Today however, although some psychologists still use them, most are wary of projective personality tests because of something that seems obvious in hindsight but somehow slipped past Murray and his team and the hundreds of people who purchased those TAT decks over the years. 

As early as 1953, Murray’s peers began to notice a pernicious problem. Any one psychologist’s interpretation of any one subject’s interpretation of any one ambiguous photo was itself a kind of meta projective personality test. It became clear that in that chain of interpretations, apperception generated ambiguous personality tests all the way down — each one increasingly revealed more about the interpreter than the interpreted. Today, critics claim this trap of infinite recursion prevents psychologists from arriving at a meaningful stopping point where something useful could be derived from all that subjectivity. In fact, in 2004, a meta-analysis of this brand of meta-analyses concluded that they were largely useless when it came to predicting behavior. In time, as better methods for studying and quantifying personality traits emerged, the many forms of projective tests were relegated to the domain of Hollywood props decorating 1950s psychiatrists’ offices. 

The big five personality test

Today, when it comes to understanding your personality, you are much more likely to go through a battery of questions meant to suss out where you fall on each of the traits in the five-factor model. The big five, as they call it, was developed in the 1960s and popularized in the 1980s and is now a widely adopted framework in psychology for understanding the current bestiary of agreed-upon, core human personality traits: openness, conscientiousness, extraversion, agreeableness, and neuroticism. The big five, unlike the TAT, has stood the test of time and replication, mostly because research using that model focused on how a person’s answers correlated with their responses in other psychological research.

Smarter faster: the Big Think newsletter
Subscribe for counterintuitive, surprising, and impactful stories delivered to your inbox every Thursday

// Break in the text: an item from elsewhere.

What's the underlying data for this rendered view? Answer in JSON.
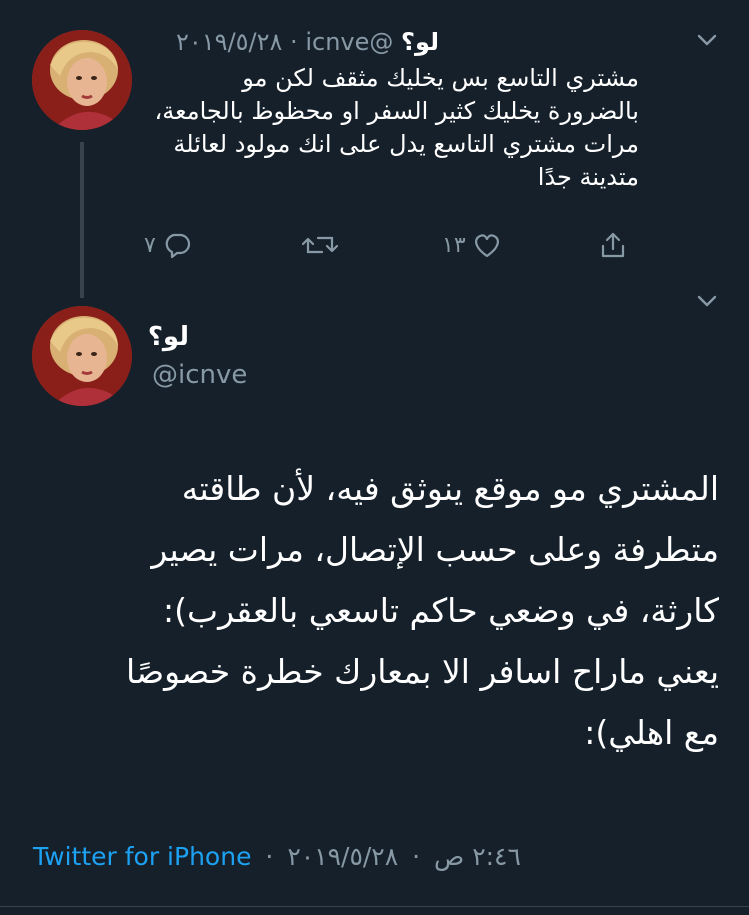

For instance, recent research has shown that you can reliably determine where a person lies on the five-factor model just from the movies they consider their favorites. In a study titled, “We Are What We Watch,” researchers found that a high openness to experience correlated strongly with a preference for films like Being John Malkovich and The Darjeeling Limited, while a low openness to experience correlated with preferences for Shrek Forever After and Step Up 3D. If you love Friday Night Lights, there’s a good probability you are high in extraversion. If you’d rather watch Howl’s Moving Castle, you are likely low.

Images and personality

But there are still some echoes of Murray’s intuitions about a connection between how one reacts to images and that person’s personality. In the movie preference study, the researchers noticed some specific imagery seemed to correlate with aspects of the big five. People who gravitated toward movies with wedding scenes, for example, also scored high on openness and agreeableness. Rocket launchers: neuroticism. Hairy chests: conscientiousness.

Still, it seems the promise of peering into the mind through dream analysis, ink blot exposition, and ambiguous photograph interpretation was just a dream, for now. The academic descendants of the structuralists will need tools more powerful and more accurate than introspection alone if we can ever hope to directly observe the private subjective realities through which we make sense of the world. 

But that is not to say those strange tests in the early days of psychology didn’t lead to progress. Scientists identified an important pitfall when it comes to analyzing the narrative output of brains disambiguating the ambiguous: when minds study other minds, researchers must be careful to avoid the psychological equivalent of putting a mirror in front of a mirror. (At least that’s my interpretation of their interpretation of the interpretations of interpretations.)